In Two Sided Story, released in 2012, the dialogue among people on the different sides is sharp and frank. Reconciliation begins with talking with those you see as implicated in the murder of your son or daughter. But the dialogue is not without pain of its own.
“The only good Arab is a dead Arab,” one man says in the film. Over time, however, participants move to greater understanding of each other and even form friendships.
A 2009 report on Parents Circle produced by PBS’ Religion and Ethics Newsweekly focused on two men who formed a strong bond through the group and, at that time, had given more than 1,000 talks in Palestinian and Israeli schools urging children to seek peace in the country.
Rami Elhanan’s 14-year-old daughter Smadar was killed by two suicide bombers when she was going to buy books at the start of the 1997 school year. Maren Faraj’s 62-year-old father was shot by Israeli soldiers outside the Church of the Nativity in Bethlehem in 2002 when he was returning home from buying groceries.
Faraj said when he came to his first Parents Circle meeting at which Elhanan was to talk, he told him, “What do you know about suffering and pain? You just live in Jerusalem. You are Israeli; you are the occupier; you are everything.” Then he listened and “I found out, whoa, it’s the same pain.”
Elhanan said when he attended his first meeting, he was shocked to see bereaved Palestinians. “It was the first time ever in my life that I met Palestinians as human beings after so many years of demonizing each other.”

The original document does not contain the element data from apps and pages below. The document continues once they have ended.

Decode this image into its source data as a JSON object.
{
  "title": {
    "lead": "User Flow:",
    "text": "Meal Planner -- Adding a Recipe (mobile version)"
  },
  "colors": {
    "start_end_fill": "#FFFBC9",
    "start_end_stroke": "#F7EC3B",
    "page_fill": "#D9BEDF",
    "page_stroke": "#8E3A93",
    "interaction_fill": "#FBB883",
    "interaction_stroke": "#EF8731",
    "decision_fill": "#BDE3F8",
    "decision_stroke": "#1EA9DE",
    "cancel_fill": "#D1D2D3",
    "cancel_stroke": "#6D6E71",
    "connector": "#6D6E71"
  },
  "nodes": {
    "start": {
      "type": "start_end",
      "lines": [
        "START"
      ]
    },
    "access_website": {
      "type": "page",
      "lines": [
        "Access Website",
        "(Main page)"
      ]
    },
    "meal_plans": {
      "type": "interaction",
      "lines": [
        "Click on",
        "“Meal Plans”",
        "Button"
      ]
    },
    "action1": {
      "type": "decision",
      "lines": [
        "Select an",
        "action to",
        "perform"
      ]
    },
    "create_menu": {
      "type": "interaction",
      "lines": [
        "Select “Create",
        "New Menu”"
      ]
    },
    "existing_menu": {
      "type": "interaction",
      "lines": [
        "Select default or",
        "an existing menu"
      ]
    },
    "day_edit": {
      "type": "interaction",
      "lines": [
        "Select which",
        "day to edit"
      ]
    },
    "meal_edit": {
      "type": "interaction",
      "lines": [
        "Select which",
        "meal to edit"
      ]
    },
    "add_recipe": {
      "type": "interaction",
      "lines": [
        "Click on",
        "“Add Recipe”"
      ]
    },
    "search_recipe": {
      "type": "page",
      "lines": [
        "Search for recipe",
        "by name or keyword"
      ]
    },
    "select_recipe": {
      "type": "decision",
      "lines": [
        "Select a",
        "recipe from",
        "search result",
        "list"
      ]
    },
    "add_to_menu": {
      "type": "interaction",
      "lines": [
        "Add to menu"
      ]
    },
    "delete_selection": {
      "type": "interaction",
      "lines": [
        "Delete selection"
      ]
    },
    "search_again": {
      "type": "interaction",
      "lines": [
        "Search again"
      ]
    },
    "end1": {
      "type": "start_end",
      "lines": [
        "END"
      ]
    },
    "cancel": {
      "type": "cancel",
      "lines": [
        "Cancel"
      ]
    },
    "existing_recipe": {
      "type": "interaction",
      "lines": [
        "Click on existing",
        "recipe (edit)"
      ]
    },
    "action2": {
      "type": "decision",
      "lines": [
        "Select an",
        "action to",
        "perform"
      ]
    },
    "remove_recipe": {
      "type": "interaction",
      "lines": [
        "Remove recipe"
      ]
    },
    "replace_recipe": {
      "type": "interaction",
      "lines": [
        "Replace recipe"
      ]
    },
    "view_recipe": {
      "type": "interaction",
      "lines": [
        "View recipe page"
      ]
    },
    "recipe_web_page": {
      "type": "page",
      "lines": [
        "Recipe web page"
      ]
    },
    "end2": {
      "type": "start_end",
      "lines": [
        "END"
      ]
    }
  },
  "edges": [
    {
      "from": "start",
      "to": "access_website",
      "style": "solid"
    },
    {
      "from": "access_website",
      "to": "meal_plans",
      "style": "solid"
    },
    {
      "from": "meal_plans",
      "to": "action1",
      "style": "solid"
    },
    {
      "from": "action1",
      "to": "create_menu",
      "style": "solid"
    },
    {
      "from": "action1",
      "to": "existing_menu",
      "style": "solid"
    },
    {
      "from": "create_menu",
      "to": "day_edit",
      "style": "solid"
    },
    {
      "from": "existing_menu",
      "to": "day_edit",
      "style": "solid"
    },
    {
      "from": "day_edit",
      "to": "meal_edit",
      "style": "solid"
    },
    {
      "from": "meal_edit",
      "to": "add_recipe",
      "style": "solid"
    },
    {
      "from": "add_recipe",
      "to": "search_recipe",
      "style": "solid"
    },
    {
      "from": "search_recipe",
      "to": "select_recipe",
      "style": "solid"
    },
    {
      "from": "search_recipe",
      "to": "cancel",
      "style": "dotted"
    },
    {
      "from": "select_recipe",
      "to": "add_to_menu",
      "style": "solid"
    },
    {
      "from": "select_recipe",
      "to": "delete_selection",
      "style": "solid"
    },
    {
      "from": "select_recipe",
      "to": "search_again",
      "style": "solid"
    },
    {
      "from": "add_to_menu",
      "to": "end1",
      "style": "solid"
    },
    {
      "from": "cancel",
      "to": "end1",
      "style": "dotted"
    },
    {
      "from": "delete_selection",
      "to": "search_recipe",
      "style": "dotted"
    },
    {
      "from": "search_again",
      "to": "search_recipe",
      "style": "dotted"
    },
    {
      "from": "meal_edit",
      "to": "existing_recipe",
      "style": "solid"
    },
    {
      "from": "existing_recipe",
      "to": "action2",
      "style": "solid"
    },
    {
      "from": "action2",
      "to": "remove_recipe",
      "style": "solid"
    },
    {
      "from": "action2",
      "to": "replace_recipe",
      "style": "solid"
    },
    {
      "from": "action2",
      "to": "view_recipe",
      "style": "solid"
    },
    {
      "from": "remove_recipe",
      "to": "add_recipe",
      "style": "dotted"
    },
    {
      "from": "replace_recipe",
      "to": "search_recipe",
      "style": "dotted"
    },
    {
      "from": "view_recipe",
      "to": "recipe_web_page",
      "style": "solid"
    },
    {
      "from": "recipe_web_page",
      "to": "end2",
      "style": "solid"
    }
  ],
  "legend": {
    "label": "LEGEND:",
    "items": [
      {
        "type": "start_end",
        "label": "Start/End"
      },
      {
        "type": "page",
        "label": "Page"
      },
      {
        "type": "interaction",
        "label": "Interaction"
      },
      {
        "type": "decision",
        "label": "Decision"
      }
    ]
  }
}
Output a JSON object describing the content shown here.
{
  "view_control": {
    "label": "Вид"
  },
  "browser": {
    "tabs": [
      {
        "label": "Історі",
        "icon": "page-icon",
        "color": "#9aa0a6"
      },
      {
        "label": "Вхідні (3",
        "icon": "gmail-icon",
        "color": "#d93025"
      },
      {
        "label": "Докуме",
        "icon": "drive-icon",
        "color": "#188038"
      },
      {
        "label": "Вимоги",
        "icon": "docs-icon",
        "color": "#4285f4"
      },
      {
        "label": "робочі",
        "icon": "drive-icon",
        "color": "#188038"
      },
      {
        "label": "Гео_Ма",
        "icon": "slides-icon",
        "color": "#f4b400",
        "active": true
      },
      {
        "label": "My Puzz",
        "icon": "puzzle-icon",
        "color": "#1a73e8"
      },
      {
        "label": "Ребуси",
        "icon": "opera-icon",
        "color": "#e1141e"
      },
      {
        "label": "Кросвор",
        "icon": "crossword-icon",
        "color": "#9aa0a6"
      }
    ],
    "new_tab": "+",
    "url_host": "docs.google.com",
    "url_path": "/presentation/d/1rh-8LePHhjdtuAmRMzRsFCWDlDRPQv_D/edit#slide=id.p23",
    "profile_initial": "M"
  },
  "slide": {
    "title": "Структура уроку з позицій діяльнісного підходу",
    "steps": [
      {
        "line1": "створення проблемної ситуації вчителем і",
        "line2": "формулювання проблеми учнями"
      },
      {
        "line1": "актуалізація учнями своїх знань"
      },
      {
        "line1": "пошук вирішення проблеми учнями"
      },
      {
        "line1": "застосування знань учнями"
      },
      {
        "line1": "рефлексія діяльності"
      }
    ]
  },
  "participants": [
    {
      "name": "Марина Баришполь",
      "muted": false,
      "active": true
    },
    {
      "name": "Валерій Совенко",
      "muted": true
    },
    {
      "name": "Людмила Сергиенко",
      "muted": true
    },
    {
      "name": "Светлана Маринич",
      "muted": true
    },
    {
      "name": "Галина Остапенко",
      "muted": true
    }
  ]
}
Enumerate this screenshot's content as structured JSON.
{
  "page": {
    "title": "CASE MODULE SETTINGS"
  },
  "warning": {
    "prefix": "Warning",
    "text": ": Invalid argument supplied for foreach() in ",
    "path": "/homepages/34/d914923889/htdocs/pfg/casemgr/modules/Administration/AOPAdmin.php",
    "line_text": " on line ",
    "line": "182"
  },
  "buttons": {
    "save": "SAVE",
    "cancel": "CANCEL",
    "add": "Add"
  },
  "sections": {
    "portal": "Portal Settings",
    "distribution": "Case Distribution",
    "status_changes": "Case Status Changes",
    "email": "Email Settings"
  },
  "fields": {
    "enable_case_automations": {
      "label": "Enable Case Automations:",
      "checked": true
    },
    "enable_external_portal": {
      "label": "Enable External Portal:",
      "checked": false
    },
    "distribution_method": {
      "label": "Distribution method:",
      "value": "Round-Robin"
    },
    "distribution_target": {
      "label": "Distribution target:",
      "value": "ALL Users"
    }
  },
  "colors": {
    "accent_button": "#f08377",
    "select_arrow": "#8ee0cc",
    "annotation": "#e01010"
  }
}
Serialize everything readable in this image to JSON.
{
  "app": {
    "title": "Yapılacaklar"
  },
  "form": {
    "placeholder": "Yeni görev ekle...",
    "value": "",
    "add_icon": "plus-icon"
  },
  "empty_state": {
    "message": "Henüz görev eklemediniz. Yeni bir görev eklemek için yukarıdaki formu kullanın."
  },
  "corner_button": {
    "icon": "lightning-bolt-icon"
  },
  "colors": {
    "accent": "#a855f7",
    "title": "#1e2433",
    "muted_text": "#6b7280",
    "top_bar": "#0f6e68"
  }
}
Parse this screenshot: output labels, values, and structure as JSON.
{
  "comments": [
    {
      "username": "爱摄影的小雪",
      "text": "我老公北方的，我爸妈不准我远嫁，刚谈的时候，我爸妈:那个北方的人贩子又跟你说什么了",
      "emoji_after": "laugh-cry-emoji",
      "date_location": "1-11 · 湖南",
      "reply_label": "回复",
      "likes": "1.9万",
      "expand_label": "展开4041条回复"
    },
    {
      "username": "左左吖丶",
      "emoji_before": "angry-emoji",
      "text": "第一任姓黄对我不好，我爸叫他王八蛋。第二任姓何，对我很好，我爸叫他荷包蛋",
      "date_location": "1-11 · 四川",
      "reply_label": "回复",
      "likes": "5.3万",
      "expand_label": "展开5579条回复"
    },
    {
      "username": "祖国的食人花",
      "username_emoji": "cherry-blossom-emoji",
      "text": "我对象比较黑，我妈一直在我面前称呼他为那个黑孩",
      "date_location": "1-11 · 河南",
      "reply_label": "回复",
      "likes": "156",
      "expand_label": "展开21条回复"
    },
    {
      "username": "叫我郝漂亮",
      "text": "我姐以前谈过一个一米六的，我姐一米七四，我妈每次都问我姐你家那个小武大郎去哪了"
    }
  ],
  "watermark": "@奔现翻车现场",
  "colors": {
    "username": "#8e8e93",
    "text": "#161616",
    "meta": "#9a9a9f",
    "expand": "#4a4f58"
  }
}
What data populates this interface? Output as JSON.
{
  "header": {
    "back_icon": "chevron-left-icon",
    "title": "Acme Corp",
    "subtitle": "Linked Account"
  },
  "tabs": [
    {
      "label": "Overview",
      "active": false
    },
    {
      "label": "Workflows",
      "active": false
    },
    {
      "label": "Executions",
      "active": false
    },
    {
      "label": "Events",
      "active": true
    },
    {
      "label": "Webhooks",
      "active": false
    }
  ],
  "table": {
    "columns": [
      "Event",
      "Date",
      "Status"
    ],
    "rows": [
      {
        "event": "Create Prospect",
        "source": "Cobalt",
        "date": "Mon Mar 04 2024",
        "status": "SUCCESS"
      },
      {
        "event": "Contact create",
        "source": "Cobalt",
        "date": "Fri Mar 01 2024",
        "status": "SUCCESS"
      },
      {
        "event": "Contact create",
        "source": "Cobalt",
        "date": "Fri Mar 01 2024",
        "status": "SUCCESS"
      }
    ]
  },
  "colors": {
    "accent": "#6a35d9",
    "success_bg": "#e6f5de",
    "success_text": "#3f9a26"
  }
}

When Elhanan and Faraj began to give talks in schools, they found disbelief among the students at the thought of Israelis and Palestinians ever becoming friends. They also found that the biggest threat to their own personal safety comes from people on their own side who view them as traitors.
Parents Circle is a sign that hatred does not have to exist, that reconciliation is not an empty word and that ultimately Blessed John Paul II’s words “Never again war” can be realized if centuries-old enmities are broken down through open dialogue.
The human person is built not for war, for isolation and for prejudice, but rather for solidarity. Solidarity begins with hearing of the suffering of the stranger. Said Elhanan: “It’s not our destiny to keep on killing each other, and we can stop it by talking to one another – it’s that simple.”